*Records for the task*.
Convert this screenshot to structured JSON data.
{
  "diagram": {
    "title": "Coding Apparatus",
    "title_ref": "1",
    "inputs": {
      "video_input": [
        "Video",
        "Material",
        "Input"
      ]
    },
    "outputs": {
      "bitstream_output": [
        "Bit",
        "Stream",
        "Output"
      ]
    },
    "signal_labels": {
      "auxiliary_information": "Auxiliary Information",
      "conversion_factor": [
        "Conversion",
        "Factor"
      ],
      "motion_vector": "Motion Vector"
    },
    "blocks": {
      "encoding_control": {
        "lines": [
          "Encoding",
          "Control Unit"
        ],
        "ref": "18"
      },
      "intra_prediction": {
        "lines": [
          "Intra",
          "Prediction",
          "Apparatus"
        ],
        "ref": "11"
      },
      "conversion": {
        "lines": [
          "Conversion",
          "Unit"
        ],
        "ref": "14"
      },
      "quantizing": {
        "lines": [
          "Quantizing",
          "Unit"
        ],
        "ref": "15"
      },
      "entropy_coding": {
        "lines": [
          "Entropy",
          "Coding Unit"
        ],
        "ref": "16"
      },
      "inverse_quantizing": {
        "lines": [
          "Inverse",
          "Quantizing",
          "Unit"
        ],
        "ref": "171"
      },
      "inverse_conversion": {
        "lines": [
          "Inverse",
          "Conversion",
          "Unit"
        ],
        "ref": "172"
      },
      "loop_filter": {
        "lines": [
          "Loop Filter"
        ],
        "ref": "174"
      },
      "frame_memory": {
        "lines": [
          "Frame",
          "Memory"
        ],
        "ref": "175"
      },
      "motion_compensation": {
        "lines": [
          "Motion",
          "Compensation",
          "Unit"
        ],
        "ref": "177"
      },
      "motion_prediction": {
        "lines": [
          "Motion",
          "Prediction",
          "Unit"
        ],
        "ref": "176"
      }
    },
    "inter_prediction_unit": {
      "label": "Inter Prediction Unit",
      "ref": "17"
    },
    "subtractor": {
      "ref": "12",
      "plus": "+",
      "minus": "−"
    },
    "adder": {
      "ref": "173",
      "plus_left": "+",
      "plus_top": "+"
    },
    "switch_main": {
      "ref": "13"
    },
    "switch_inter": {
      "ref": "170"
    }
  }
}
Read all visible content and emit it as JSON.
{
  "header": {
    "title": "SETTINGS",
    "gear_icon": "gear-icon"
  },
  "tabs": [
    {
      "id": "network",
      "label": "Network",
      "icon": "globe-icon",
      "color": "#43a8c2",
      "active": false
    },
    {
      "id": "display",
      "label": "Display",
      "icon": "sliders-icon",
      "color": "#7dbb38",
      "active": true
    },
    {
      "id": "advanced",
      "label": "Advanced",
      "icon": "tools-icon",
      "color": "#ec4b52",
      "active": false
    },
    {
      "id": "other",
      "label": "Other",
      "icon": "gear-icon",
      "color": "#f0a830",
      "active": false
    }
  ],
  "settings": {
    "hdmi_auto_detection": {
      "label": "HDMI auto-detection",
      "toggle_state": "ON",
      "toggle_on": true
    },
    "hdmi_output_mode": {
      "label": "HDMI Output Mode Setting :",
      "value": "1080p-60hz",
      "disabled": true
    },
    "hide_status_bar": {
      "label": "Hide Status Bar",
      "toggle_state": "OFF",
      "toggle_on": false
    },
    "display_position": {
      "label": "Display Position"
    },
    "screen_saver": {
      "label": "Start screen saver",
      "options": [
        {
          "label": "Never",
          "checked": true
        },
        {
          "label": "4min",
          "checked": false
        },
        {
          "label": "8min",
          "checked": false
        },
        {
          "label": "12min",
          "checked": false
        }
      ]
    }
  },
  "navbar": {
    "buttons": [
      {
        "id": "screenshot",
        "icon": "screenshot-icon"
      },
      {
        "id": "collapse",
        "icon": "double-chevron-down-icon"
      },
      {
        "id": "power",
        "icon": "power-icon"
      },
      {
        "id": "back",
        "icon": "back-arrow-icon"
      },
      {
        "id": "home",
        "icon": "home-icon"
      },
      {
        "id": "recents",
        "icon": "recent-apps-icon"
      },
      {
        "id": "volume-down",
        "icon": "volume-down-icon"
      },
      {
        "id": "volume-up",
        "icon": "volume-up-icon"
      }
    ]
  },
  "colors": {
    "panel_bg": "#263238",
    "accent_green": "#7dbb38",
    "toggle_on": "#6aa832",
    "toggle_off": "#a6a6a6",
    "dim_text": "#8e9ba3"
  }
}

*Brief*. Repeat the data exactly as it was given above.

*Response to the task*.
Convert this screenshot to structured JSON data.
{
  "diagram": {
    "title": "Coding Apparatus",
    "title_ref": "1",
    "inputs": {
      "video_input": [
        "Video",
        "Material",
        "Input"
      ]
    },
    "outputs": {
      "bitstream_output": [
        "Bit",
        "Stream",
        "Output"
      ]
    },
    "signal_labels": {
      "auxiliary_information": "Auxiliary Information",
      "conversion_factor": [
        "Conversion",
        "Factor"
      ],
      "motion_vector": "Motion Vector"
    },
    "blocks": {
      "encoding_control": {
        "lines": [
          "Encoding",
          "Control Unit"
        ],
        "ref": "18"
      },
      "intra_prediction": {
        "lines": [
          "Intra",
          "Prediction",
          "Apparatus"
        ],
        "ref": "11"
      },
      "conversion": {
        "lines": [
          "Conversion",
          "Unit"
        ],
        "ref": "14"
      },
      "quantizing": {
        "lines": [
          "Quantizing",
          "Unit"
        ],
        "ref": "15"
      },
      "entropy_coding": {
        "lines": [
          "Entropy",
          "Coding Unit"
        ],
        "ref": "16"
      },
      "inverse_quantizing": {
        "lines": [
          "Inverse",
          "Quantizing",
          "Unit"
        ],
        "ref": "171"
      },
      "inverse_conversion": {
        "lines": [
          "Inverse",
          "Conversion",
          "Unit"
        ],
        "ref": "172"
      },
      "loop_filter": {
        "lines": [
          "Loop Filter"
        ],
        "ref": "174"
      },
      "frame_memory": {
        "lines": [
          "Frame",
          "Memory"
        ],
        "ref": "175"
      },
      "motion_compensation": {
        "lines": [
          "Motion",
          "Compensation",
          "Unit"
        ],
        "ref": "177"
      },
      "motion_prediction": {
        "lines": [
          "Motion",
          "Prediction",
          "Unit"
        ],
        "ref": "176"
      }
    },
    "inter_prediction_unit": {
      "label": "Inter Prediction Unit",
      "ref": "17"
    },
    "subtractor": {
      "ref": "12",
      "plus": "+",
      "minus": "−"
    },
    "adder": {
      "ref": "173",
      "plus_left": "+",
      "plus_top": "+"
    },
    "switch_main": {
      "ref": "13"
    },
    "switch_inter": {
      "ref": "170"
    }
  }
}
Read all visible content and emit it as JSON.
{
  "header": {
    "title": "SETTINGS",
    "gear_icon": "gear-icon"
  },
  "tabs": [
    {
      "id": "network",
      "label": "Network",
      "icon": "globe-icon",
      "color": "#43a8c2",
      "active": false
    },
    {
      "id": "display",
      "label": "Display",
      "icon": "sliders-icon",
      "color": "#7dbb38",
      "active": true
    },
    {
      "id": "advanced",
      "label": "Advanced",
      "icon": "tools-icon",
      "color": "#ec4b52",
      "active": false
    },
    {
      "id": "other",
      "label": "Other",
      "icon": "gear-icon",
      "color": "#f0a830",
      "active": false
    }
  ],
  "settings": {
    "hdmi_auto_detection": {
      "label": "HDMI auto-detection",
      "toggle_state": "ON",
      "toggle_on": true
    },
    "hdmi_output_mode": {
      "label": "HDMI Output Mode Setting :",
      "value": "1080p-60hz",
      "disabled": true
    },
    "hide_status_bar": {
      "label": "Hide Status Bar",
      "toggle_state": "OFF",
      "toggle_on": false
    },
    "display_position": {
      "label": "Display Position"
    },
    "screen_saver": {
      "label": "Start screen saver",
      "options": [
        {
          "label": "Never",
          "checked": true
        },
        {
          "label": "4min",
          "checked": false
        },
        {
          "label": "8min",
          "checked": false
        },
        {
          "label": "12min",
          "checked": false
        }
      ]
    }
  },
  "navbar": {
    "buttons": [
      {
        "id": "screenshot",
        "icon": "screenshot-icon"
      },
      {
        "id": "collapse",
        "icon": "double-chevron-down-icon"
      },
      {
        "id": "power",
        "icon": "power-icon"
      },
      {
        "id": "back",
        "icon": "back-arrow-icon"
      },
      {
        "id": "home",
        "icon": "home-icon"
      },
      {
        "id": "recents",
        "icon": "recent-apps-icon"
      },
      {
        "id": "volume-down",
        "icon": "volume-down-icon"
      },
      {
        "id": "volume-up",
        "icon": "volume-up-icon"
      }
    ]
  },
  "colors": {
    "panel_bg": "#263238",
    "accent_green": "#7dbb38",
    "toggle_on": "#6aa832",
    "toggle_off": "#a6a6a6",
    "dim_text": "#8e9ba3"
  }
}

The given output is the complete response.